In 1816 Major Abram Truax, a surveyor, was drawn to the land along the Detroit River and acquired a government grant to a large tract of land where he built a cabin. Soon other settlers joined him and a sawmill, a church, houses and an Inn were built.
In 1833 Giles Slocum came to Trenton and later married Sophia Truax. They built a house on Slocum's Island (later known as Elizabeth Park) and the two families were prominent in the development of Trenton.
In 1834 Abram Truax laid out the plat for a village which was called Truaxton. Later the name was changed to Truago and finally the name Trenton prevailed. The early pioneers, many from New York State, farmed, built ships and lumbered using the river to ship their goods.
In 1855 the Village of Trenton was incorporated but there were problems and it was reincorporated in l875. The Village was one of the most important ship-building points on the Detroit River and many vessels that have gone into marine history as models of their kind were constructed here. A list of Trenton ship builders includes Captain A. Turner, John Craig, A. G. Liggett and Gilbert and Neal Purdy. Hundreds of sail boats and yachts built in Trenton sailed the Great Lakes and Eastern shore.

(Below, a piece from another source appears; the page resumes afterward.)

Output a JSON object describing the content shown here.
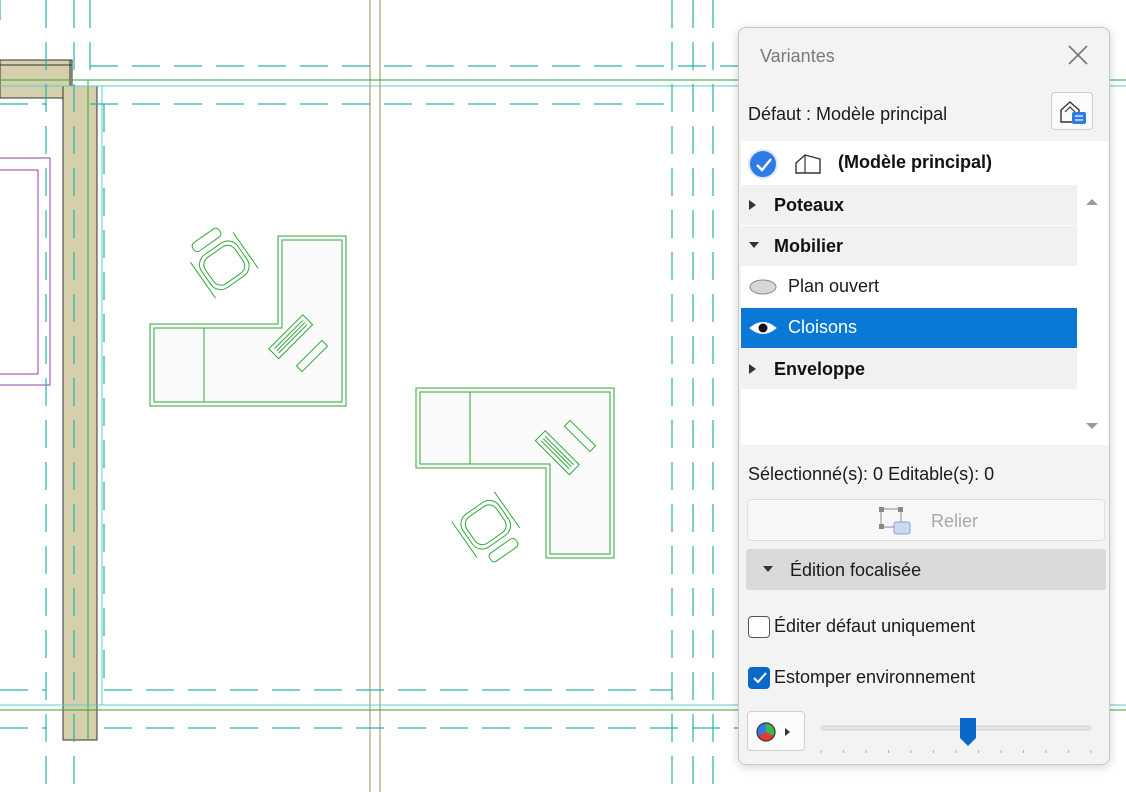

In 1923 Trenton's new High School was known as Slocum Truax. This is just a brief history of Trenton. Come to the Local History Room at the Trenton Veterans Memorial Library or our Archives in the Trenton High School to learn more.